June 24, 2021
SYDNEY, Australia — James Wolffsohn was named the new Chief Scientist of the International Myopia Institute (IMI); Wolffsohn is taking over for Professor Earl L. Smith following his retirement.
“We look forward to working with Professor Wolffsohn to further the mission of the IMI in advancing research, education, and awareness in myopia to reduce future vision impairment and blindness,” said IMI Executive Director, Dr. Monica Jong. “It is an honor to have worked with Professor Smith over the years, and we are thankful for his service and continued service as an advisory board member.”
Professor Smith is renowned for his groundbreaking research in myopia, in particular emmetropization and refractive development in primate models of myopia. His work in understanding the role of relative peripheral hyperopia, myopic defocus, the role of light levels, and spectral distribution has led to many of the clinical applications we see today in myopia management. Professor Smith recently retired from his faculty position in the College of Optometry at the University of Houston where he was on the faculty for over 40 years, holding many distinguished positions at the University. Professor Smith has won some of the eye care profession’s highest accolades, and he has continuously held grants from the National Eye Institute over 30 years. He is currently Professor Emeritus.

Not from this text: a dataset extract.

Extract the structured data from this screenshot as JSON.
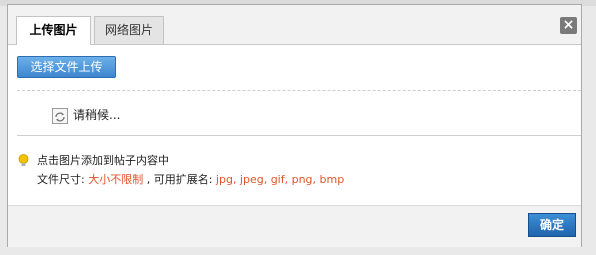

New IMI Chief Scientist Professor Wolffsohn has been a valued member of the IMI advisory board since 2016 and helped to chair the taskforces that developed the IMI whitepapers in 2019 and 2021. Professor Wolffsohn was previously the Head of Optometry at Aston University, Birmingham, U.K., before becoming the Deputy Executive Dean for Life and Health Sciences. He is currently the associate Pro-Vice Chancellor also at Aston University. His research focus is on ophthalmic technology, mainly related to contact lenses, the tear film, and myopia.
“I am honored to have been nominated as Chief Scientist of the IMI,” said Professor Wolffsohn. “After training as an optometrist, some of my earliest research was on accommodative microfluctuations in myopic (compared to other refractive errors) children in Hong Kong. I have observed this field translate from the ‘lab’ to transforming the healthy visual outlook of many children, whilst the increase in myopia and its associated visual risks has reached epidemic proportions in large parts of the world.
“However, as a relatively young area of clinical practice, there is still much to do to nurture and support high quality science and translate this into evidence-based best practice guidelines for clinicians, to enhance the long-term quality of life of future generations. The IMI has brought together the world’s best minds in the field to guide practitioners and influence governments/regulators, and I look forward to continue to work with them.”